There is no evidence that professional teeth whitening procedures cause any damage to the tooth’s enamel or nerve. Studies have shown that the hardness of the enamel is not affected by whitening treatments over many years. These studies also indicate that whitening does not lead to damage to the tooth’s nerve or correlate to a root canal. Damage is also not observed to crowns, fillings, bonds, veneers, or bridges, however these false teeth do not whiten, so they may need to be replaced to match the new whiteness of your natural teeth.

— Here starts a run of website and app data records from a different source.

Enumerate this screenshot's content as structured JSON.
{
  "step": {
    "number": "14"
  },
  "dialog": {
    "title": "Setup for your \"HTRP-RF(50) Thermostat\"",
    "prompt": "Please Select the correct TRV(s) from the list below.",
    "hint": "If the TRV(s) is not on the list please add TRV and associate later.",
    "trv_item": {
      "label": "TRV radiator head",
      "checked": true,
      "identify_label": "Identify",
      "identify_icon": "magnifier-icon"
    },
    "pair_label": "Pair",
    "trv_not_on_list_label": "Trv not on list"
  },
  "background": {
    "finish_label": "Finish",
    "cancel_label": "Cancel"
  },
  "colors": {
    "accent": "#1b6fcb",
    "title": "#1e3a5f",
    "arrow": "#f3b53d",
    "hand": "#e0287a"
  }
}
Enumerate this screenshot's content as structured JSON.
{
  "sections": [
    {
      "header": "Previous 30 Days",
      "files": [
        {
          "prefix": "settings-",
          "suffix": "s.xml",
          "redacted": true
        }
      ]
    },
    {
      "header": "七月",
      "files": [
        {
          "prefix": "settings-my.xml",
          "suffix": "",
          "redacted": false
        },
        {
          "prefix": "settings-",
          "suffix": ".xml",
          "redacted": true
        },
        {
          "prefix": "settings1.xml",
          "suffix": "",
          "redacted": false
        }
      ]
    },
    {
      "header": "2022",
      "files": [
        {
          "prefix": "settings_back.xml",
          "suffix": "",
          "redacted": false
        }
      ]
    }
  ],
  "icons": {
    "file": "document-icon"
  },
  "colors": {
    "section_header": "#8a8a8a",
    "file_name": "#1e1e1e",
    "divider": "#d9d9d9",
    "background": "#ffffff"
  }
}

There are major differences between over-the-counter and professional teeth whitening treatments. To begin, over-the-counter treatments, such as whitening strips or toothpaste, usually result in little to no noticeable color change in teeth. These products contain a lower strength bleaching agent that equates to three percent hydrogen peroxide. Professional treatments that are applied by dentists range from 15 to 43 percent hydrogen peroxide. The higher concentration of hydrogen peroxide is why professional dental whitening procedures are so much more effective and result in visible results. Professional whitening is also safer as dentists will protect your gums with gel or shields, while over the counter treatments have no protective measures.
No, whitening does not work to the same extent on all teeth. The results of whitening procedures vary from person to person. The type of stain also affects how well the whitening process works. Yellow-ish stained teeth respond the best to whitening treatments, while brown-ish teeth don’t respond quite as well, and grey-ish may not respond at all. Unfortunately, not all teeth are a blinding white color after a whitening procedure. If whitening does not work, dental restorations might be a better choice. It is also important to note that fillings, crowns, veneers, bridges, and any other dental implant do not whiten. If someone with dental implants gets their natural teeth whitened, it will result in uneven whitening. Community Smiles Dentist can guide you on the best strategy for even whitening.
People in various life stages and with different conditions should not get their teeth whitened. First, teeth whitening isn't recommended to children under the age of 16. In children, the nerve of the tooth is larger and can be irritated, resulting in teeth sensitivity. The second group of individuals not recommended to get teeth whitened are women who are pregnant or lactating. Additionally, individuals allergic to the whitening agent peroxide should not do teeth whitening treatments. People with teeth or gum issues should discuss whitening with a Community Smiles Dentist before using over-the-counter whitening or receiving professional whitening; it may increase sensitivity or exacerbate the problem already present. These conditions include receding gums, gum disease, worn enamel, cavities, and exposed roots. Before being whitened, cavities need to be treated so that the whitening agents do not go into where the decay is and cause additional sensitivity. As for exposed roots, whitening will not work because there is no enamel layer to whiten.